Den befriade sången : Stina Aronsons berättarkonst

Sammanfattning: Den befriade sången. Stina Aronsons berättarkonst Liberated song. Stina Aronson’s narrative art Abstract This thesis discusses the narrative art of the Swedish author Stina Aronson (1892-1956) with special emphasis on Hitom himlen (“This Side of Heaven”) from 1946. This work forms the subject of the first part, with formal aspects like narrator construction, composition and genre as the starting-point. These aspects, and the originality with which they are treated by Aronson, are put in relation to modernist æstheticism. In the next step the modernist approach is linked to a discussion of modernity. The basis of this thematic analysis consists of entities like language, time, faith and individuality, all of which play an important part in Aronson’s writing. The thematization of individual freedom versus determinism makes the work a counterpart to existentialism, the current philosophy of the time. What becomes especially apparent is a striking ambivalence towards modernity, but also towards a more traditional, almost pre-modern, attitude to life prevailing in the severe Læstadianist village community described.
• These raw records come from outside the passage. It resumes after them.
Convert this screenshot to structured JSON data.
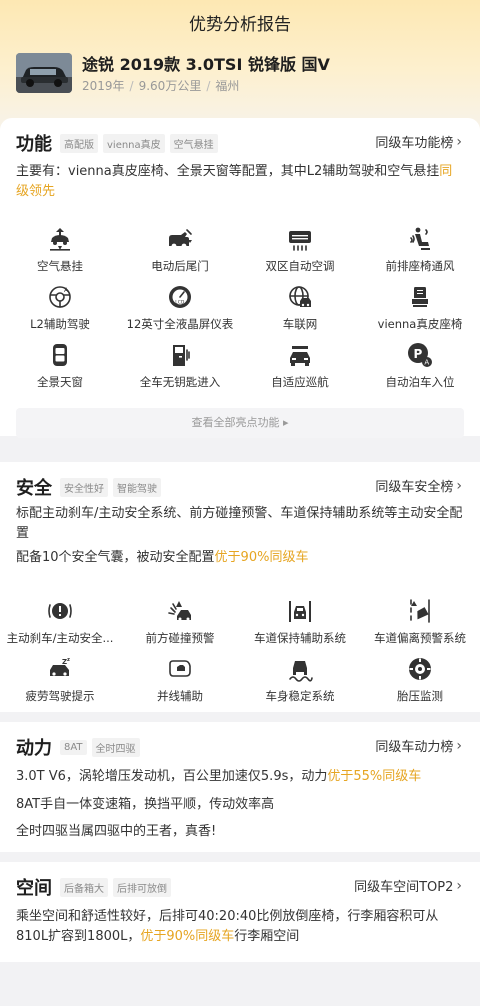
{
  "page": {
    "title": "优势分析报告"
  },
  "car": {
    "name": "途锐 2019款 3.0TSI 锐锋版 国V",
    "year": "2019年",
    "mileage": "9.60万公里",
    "city": "福州"
  },
  "function": {
    "title": "功能",
    "tags": [
      "高配版",
      "vienna真皮",
      "空气悬挂"
    ],
    "rank_link": "同级车功能榜",
    "desc_prefix": "主要有：vienna真皮座椅、全景天窗等配置，其中L2辅助驾驶和空气悬挂",
    "desc_highlight": "同级领先",
    "features": [
      {
        "label": "空气悬挂",
        "icon": "air-suspension-icon"
      },
      {
        "label": "电动后尾门",
        "icon": "power-tailgate-icon"
      },
      {
        "label": "双区自动空调",
        "icon": "dual-zone-ac-icon"
      },
      {
        "label": "前排座椅通风",
        "icon": "seat-ventilation-icon"
      },
      {
        "label": "L2辅助驾驶",
        "icon": "l2-assist-icon"
      },
      {
        "label": "12英寸全液晶屏仪表",
        "icon": "lcd-dashboard-icon"
      },
      {
        "label": "车联网",
        "icon": "connected-car-icon"
      },
      {
        "label": "vienna真皮座椅",
        "icon": "leather-seat-icon"
      },
      {
        "label": "全景天窗",
        "icon": "panoramic-sunroof-icon"
      },
      {
        "label": "全车无钥匙进入",
        "icon": "keyless-entry-icon"
      },
      {
        "label": "自适应巡航",
        "icon": "adaptive-cruise-icon"
      },
      {
        "label": "自动泊车入位",
        "icon": "auto-parking-icon"
      }
    ],
    "view_all": "查看全部亮点功能"
  },
  "safety": {
    "title": "安全",
    "tags": [
      "安全性好",
      "智能驾驶"
    ],
    "rank_link": "同级车安全榜",
    "desc1": "标配主动刹车/主动安全系统、前方碰撞预警、车道保持辅助系统等主动安全配置",
    "desc2_prefix": "配备10个安全气囊，被动安全配置",
    "desc2_highlight": "优于90%同级车",
    "features": [
      {
        "label": "主动刹车/主动安全...",
        "icon": "active-braking-icon"
      },
      {
        "label": "前方碰撞预警",
        "icon": "collision-warning-icon"
      },
      {
        "label": "车道保持辅助系统",
        "icon": "lane-keep-icon"
      },
      {
        "label": "车道偏离预警系统",
        "icon": "lane-departure-icon"
      },
      {
        "label": "疲劳驾驶提示",
        "icon": "fatigue-alert-icon"
      },
      {
        "label": "并线辅助",
        "icon": "blind-spot-icon"
      },
      {
        "label": "车身稳定系统",
        "icon": "stability-control-icon"
      },
      {
        "label": "胎压监测",
        "icon": "tire-pressure-icon"
      }
    ]
  },
  "power": {
    "title": "动力",
    "tags": [
      "8AT",
      "全时四驱"
    ],
    "rank_link": "同级车动力榜",
    "line1_prefix": "3.0T V6，涡轮增压发动机，百公里加速仅5.9s，动力",
    "line1_highlight": "优于55%同级车",
    "line2": "8AT手自一体变速箱，换挡平顺，传动效率高",
    "line3": "全时四驱当属四驱中的王者，真香!"
  },
  "space": {
    "title": "空间",
    "tags": [
      "后备箱大",
      "后排可放倒"
    ],
    "rank_link": "同级车空间TOP2",
    "desc_prefix": "乘坐空间和舒适性较好，后排可40:20:40比例放倒座椅，行李厢容积可从810L扩容到1800L，",
    "desc_highlight": "优于90%同级车",
    "desc_suffix": "行李厢空间"
  }
}
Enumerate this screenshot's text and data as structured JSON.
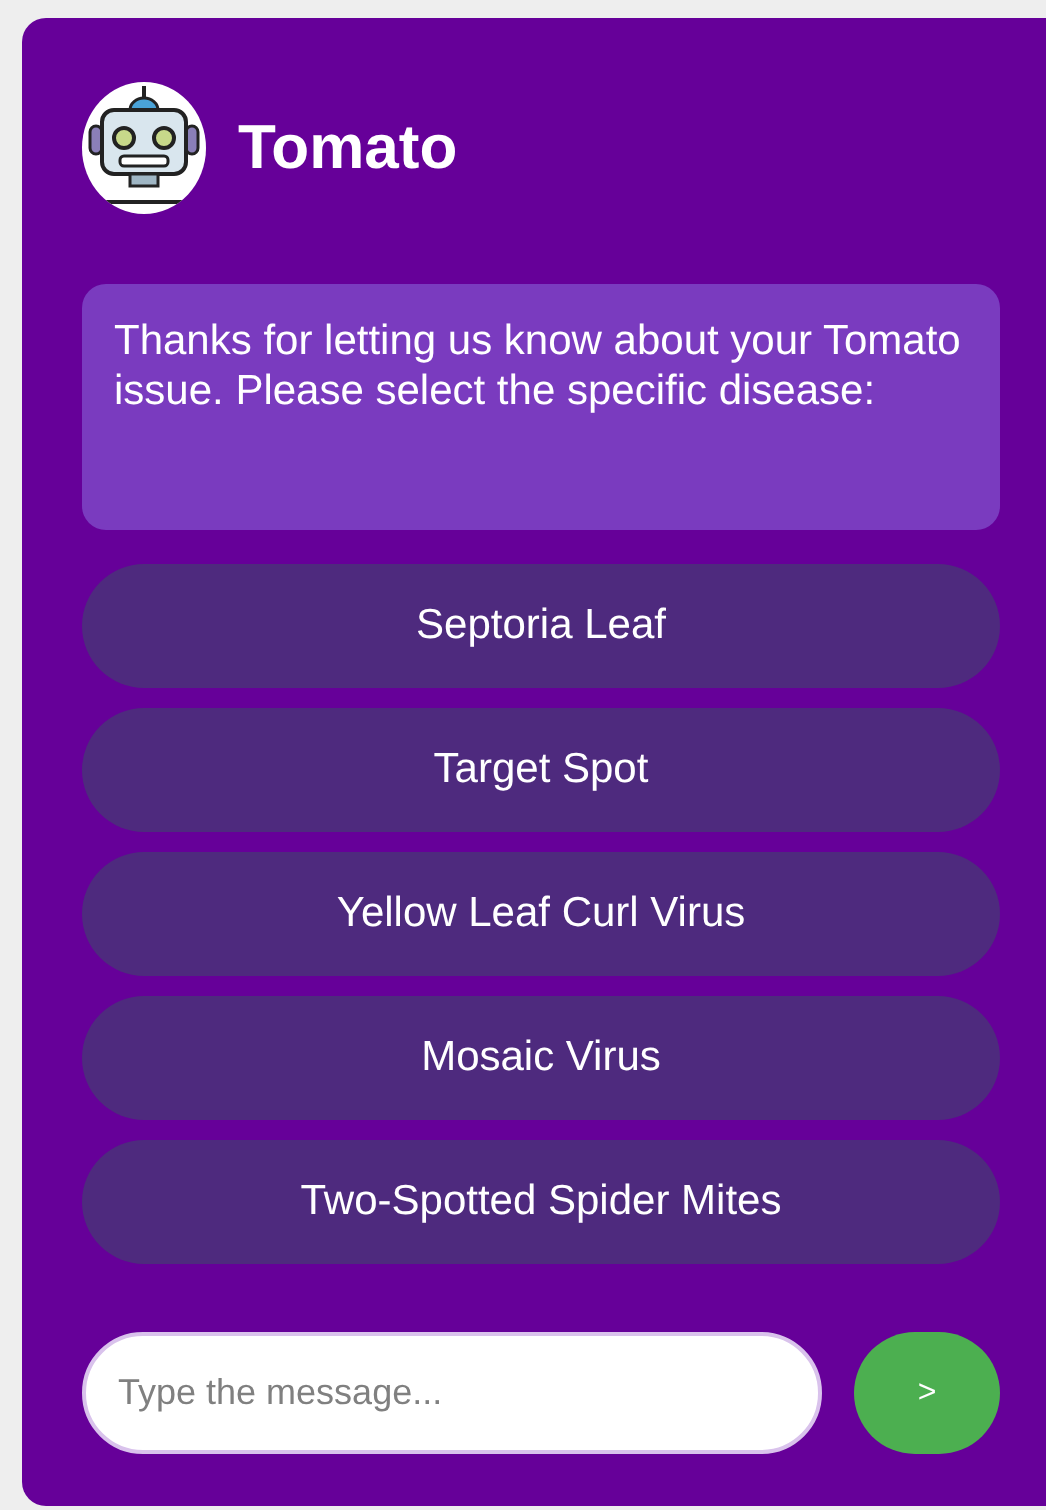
{
  "header": {
    "title": "Tomato"
  },
  "bot_message": "Thanks for letting us know about your Tomato issue. Please select the specific disease:",
  "options": [
    "Septoria Leaf",
    "Target Spot",
    "Yellow Leaf Curl Virus",
    "Mosaic Virus",
    "Two-Spotted Spider Mites"
  ],
  "composer": {
    "placeholder": "Type the message...",
    "send_label": ">"
  }
}
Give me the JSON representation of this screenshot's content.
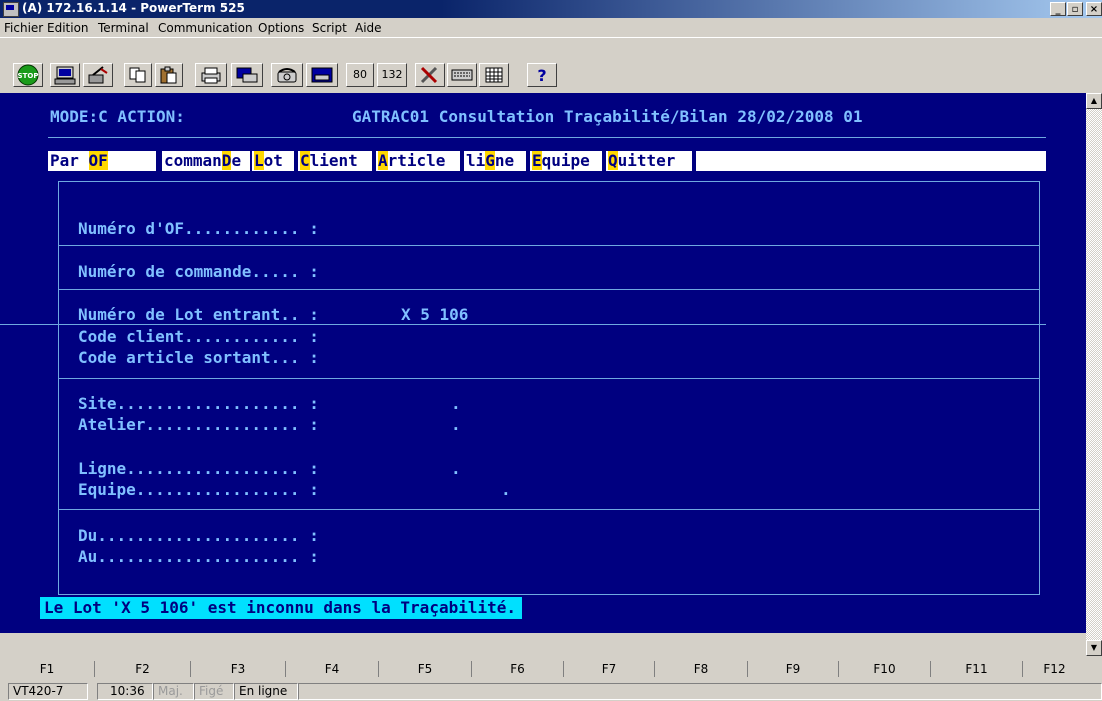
{
  "window": {
    "title": "(A) 172.16.1.14 - PowerTerm 525",
    "minimize": "_",
    "maximize": "▫",
    "close": "×"
  },
  "menubar": [
    "Fichier",
    "Edition",
    "Terminal",
    "Communication",
    "Options",
    "Script",
    "Aide"
  ],
  "toolbar": {
    "col80": "80",
    "col132": "132",
    "icons": [
      "stop-icon",
      "computer-icon",
      "connect-icon",
      "copy-icon",
      "paste-icon",
      "print-icon",
      "print-screen-icon",
      "phone-icon",
      "modem-icon",
      "col80",
      "col132",
      "tools-icon",
      "keyboard-icon",
      "grid-icon",
      "help-icon"
    ]
  },
  "terminal": {
    "mode": "MODE:C ACTION:",
    "header": "GATRAC01 Consultation Traçabilité/Bilan 28/02/2008 01",
    "menu": [
      {
        "pre": "Par ",
        "hk": "OF",
        "post": ""
      },
      {
        "pre": "comman",
        "hk": "D",
        "post": "e"
      },
      {
        "pre": "",
        "hk": "L",
        "post": "ot"
      },
      {
        "pre": "",
        "hk": "C",
        "post": "lient"
      },
      {
        "pre": "",
        "hk": "A",
        "post": "rticle"
      },
      {
        "pre": "li",
        "hk": "G",
        "post": "ne"
      },
      {
        "pre": "",
        "hk": "E",
        "post": "quipe"
      },
      {
        "pre": "",
        "hk": "Q",
        "post": "uitter"
      }
    ],
    "fields": {
      "num_of": "Numéro d'OF............ :",
      "num_commande": "Numéro de commande..... :",
      "num_lot_label": "Numéro de Lot entrant.. :",
      "num_lot_value": "X 5 106",
      "code_client": "Code client............ :",
      "code_article": "Code article sortant... :",
      "site": "Site................... :",
      "atelier": "Atelier................ :",
      "ligne": "Ligne.................. :",
      "equipe": "Equipe................. :",
      "du": "Du..................... :",
      "au": "Au..................... :",
      "dot": "."
    },
    "message": "Le Lot 'X 5 106' est inconnu dans la Traçabilité."
  },
  "function_keys": [
    "F1",
    "F2",
    "F3",
    "F4",
    "F5",
    "F6",
    "F7",
    "F8",
    "F9",
    "F10",
    "F11",
    "F12"
  ],
  "status": {
    "emulation": "VT420-7",
    "time": "10:36",
    "maj": "Maj.",
    "fige": "Figé",
    "online": "En ligne"
  },
  "colors": {
    "terminal_bg": "#000080",
    "terminal_text": "#80c0ff",
    "hotkey": "#ffd800",
    "message_bg": "#00e0ff"
  }
}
This interpretation deviates from the idea of pure civilization criticism and of the near idealization of the world described, which has dominated earlier analyses of the Aronson’s work. Gender issues, too, play an important part in the thesis, especially in the section analyzing the main characters and the attitudes they represent. The two central characters of the text are women and they are fundamentally different. The criticism of the village community and the destructive effects on the individual of the austere faith is most evident in the portrait of Mira, one of the women. She emerges as a more modern character than the others, driven by an urge to break free and make her own destiny, a project which, however, fails completely. There are several reasons for this, but the decisive factor is that as a woman she is more strictly bound by conventions and norms in the surrounding environment and interpretative community. Part II discusses the author’s other works published in book form. The textual forms and their possible relation to modernism are discussed to some extent, but above all the same issues concerning modernity and gender are tested as outlined in the first part. Ambivalence vis-à-vis the modern is also noticeable in the early works, albeit in a less sophisticated way. The problematization of gender roles is a marginal but essential element in these works, most evident in those produced around 1930 and gradually becoming more and more complex. What is striking is the recurrent existence of gender-transcending characters. Aronson’s characters are depicted over and over again as untypical of their sex, which altogether conveys the image of a world where there is something fundamentally wrong with expectations. In the collected works of Aronson these themes remained constant throughout the great variation in genre, form and contents ever since the début in 1921 to her last work in 1952: opposition against all forms of normalizing categories prescribing how people should believe, communicate, experience time and function as man or woman.